> [Work instructions]: For this exercise, output every line of the data as it stands.

START Data shown

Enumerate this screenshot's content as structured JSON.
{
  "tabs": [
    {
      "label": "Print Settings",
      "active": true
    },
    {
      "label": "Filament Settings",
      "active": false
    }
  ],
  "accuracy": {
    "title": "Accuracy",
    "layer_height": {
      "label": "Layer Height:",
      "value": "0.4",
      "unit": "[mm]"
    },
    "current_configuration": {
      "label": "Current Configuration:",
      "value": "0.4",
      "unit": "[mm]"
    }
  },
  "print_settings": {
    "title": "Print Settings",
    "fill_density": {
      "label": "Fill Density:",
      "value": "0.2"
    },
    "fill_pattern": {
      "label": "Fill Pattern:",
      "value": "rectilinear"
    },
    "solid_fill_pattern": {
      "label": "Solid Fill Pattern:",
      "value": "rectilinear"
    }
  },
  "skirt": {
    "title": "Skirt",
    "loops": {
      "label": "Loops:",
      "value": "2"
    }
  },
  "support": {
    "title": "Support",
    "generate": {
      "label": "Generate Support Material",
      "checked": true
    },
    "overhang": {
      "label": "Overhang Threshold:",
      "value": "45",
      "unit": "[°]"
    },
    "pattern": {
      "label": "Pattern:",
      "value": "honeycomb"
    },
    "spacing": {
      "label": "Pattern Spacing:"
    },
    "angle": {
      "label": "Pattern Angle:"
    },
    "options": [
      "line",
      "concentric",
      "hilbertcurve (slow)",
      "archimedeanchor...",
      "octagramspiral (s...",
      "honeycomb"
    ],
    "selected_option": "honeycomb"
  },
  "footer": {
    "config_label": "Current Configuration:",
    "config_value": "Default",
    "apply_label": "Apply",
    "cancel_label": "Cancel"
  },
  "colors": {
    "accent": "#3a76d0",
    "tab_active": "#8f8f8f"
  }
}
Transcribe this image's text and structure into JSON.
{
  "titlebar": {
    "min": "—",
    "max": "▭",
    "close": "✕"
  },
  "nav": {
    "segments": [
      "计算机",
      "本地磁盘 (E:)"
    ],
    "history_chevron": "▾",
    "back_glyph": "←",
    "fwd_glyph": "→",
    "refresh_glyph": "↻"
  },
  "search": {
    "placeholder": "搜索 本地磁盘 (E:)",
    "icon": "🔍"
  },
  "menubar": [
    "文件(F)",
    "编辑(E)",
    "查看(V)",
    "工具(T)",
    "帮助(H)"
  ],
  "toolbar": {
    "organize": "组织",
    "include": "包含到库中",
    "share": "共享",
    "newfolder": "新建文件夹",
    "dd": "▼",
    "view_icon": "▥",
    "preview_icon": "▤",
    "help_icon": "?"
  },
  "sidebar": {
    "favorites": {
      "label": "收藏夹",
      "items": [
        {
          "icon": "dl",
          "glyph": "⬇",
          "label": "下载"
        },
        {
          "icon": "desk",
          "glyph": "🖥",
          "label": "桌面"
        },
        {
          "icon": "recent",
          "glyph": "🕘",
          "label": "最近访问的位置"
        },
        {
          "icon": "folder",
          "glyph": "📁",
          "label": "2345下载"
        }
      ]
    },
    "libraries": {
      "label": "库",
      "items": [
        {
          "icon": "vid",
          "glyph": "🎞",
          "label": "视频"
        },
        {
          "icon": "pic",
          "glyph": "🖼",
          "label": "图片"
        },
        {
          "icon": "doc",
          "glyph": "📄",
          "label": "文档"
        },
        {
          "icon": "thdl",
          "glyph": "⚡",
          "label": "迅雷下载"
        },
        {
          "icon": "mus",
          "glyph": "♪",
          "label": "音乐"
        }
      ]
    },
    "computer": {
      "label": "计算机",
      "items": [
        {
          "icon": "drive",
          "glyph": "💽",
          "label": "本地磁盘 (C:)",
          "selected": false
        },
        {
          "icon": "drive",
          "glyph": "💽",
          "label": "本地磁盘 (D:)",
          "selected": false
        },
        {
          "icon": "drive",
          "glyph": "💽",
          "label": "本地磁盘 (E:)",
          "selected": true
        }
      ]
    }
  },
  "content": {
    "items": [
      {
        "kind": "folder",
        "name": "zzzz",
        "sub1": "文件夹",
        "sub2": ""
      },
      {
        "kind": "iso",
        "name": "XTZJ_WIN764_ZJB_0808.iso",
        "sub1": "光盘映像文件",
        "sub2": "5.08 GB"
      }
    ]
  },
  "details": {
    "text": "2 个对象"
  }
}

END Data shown

> [Exercise result]:
Enumerate this screenshot's content as structured JSON.
{
  "tabs": [
    {
      "label": "Print Settings",
      "active": true
    },
    {
      "label": "Filament Settings",
      "active": false
    }
  ],
  "accuracy": {
    "title": "Accuracy",
    "layer_height": {
      "label": "Layer Height:",
      "value": "0.4",
      "unit": "[mm]"
    },
    "current_configuration": {
      "label": "Current Configuration:",
      "value": "0.4",
      "unit": "[mm]"
    }
  },
  "print_settings": {
    "title": "Print Settings",
    "fill_density": {
      "label": "Fill Density:",
      "value": "0.2"
    },
    "fill_pattern": {
      "label": "Fill Pattern:",
      "value": "rectilinear"
    },
    "solid_fill_pattern": {
      "label": "Solid Fill Pattern:",
      "value": "rectilinear"
    }
  },
  "skirt": {
    "title": "Skirt",
    "loops": {
      "label": "Loops:",
      "value": "2"
    }
  },
  "support": {
    "title": "Support",
    "generate": {
      "label": "Generate Support Material",
      "checked": true
    },
    "overhang": {
      "label": "Overhang Threshold:",
      "value": "45",
      "unit": "[°]"
    },
    "pattern": {
      "label": "Pattern:",
      "value": "honeycomb"
    },
    "spacing": {
      "label": "Pattern Spacing:"
    },
    "angle": {
      "label": "Pattern Angle:"
    },
    "options": [
      "line",
      "concentric",
      "hilbertcurve (slow)",
      "archimedeanchor...",
      "octagramspiral (s...",
      "honeycomb"
    ],
    "selected_option": "honeycomb"
  },
  "footer": {
    "config_label": "Current Configuration:",
    "config_value": "Default",
    "apply_label": "Apply",
    "cancel_label": "Cancel"
  },
  "colors": {
    "accent": "#3a76d0",
    "tab_active": "#8f8f8f"
  }
}
Transcribe this image's text and structure into JSON.
{
  "titlebar": {
    "min": "—",
    "max": "▭",
    "close": "✕"
  },
  "nav": {
    "segments": [
      "计算机",
      "本地磁盘 (E:)"
    ],
    "history_chevron": "▾",
    "back_glyph": "←",
    "fwd_glyph": "→",
    "refresh_glyph": "↻"
  },
  "search": {
    "placeholder": "搜索 本地磁盘 (E:)",
    "icon": "🔍"
  },
  "menubar": [
    "文件(F)",
    "编辑(E)",
    "查看(V)",
    "工具(T)",
    "帮助(H)"
  ],
  "toolbar": {
    "organize": "组织",
    "include": "包含到库中",
    "share": "共享",
    "newfolder": "新建文件夹",
    "dd": "▼",
    "view_icon": "▥",
    "preview_icon": "▤",
    "help_icon": "?"
  },
  "sidebar": {
    "favorites": {
      "label": "收藏夹",
      "items": [
        {
          "icon": "dl",
          "glyph": "⬇",
          "label": "下载"
        },
        {
          "icon": "desk",
          "glyph": "🖥",
          "label": "桌面"
        },
        {
          "icon": "recent",
          "glyph": "🕘",
          "label": "最近访问的位置"
        },
        {
          "icon": "folder",
          "glyph": "📁",
          "label": "2345下载"
        }
      ]
    },
    "libraries": {
      "label": "库",
      "items": [
        {
          "icon": "vid",
          "glyph": "🎞",
          "label": "视频"
        },
        {
          "icon": "pic",
          "glyph": "🖼",
          "label": "图片"
        },
        {
          "icon": "doc",
          "glyph": "📄",
          "label": "文档"
        },
        {
          "icon": "thdl",
          "glyph": "⚡",
          "label": "迅雷下载"
        },
        {
          "icon": "mus",
          "glyph": "♪",
          "label": "音乐"
        }
      ]
    },
    "computer": {
      "label": "计算机",
      "items": [
        {
          "icon": "drive",
          "glyph": "💽",
          "label": "本地磁盘 (C:)",
          "selected": false
        },
        {
          "icon": "drive",
          "glyph": "💽",
          "label": "本地磁盘 (D:)",
          "selected": false
        },
        {
          "icon": "drive",
          "glyph": "💽",
          "label": "本地磁盘 (E:)",
          "selected": true
        }
      ]
    }
  },
  "content": {
    "items": [
      {
        "kind": "folder",
        "name": "zzzz",
        "sub1": "文件夹",
        "sub2": ""
      },
      {
        "kind": "iso",
        "name": "XTZJ_WIN764_ZJB_0808.iso",
        "sub1": "光盘映像文件",
        "sub2": "5.08 GB"
      }
    ]
  },
  "details": {
    "text": "2 个对象"
  }
}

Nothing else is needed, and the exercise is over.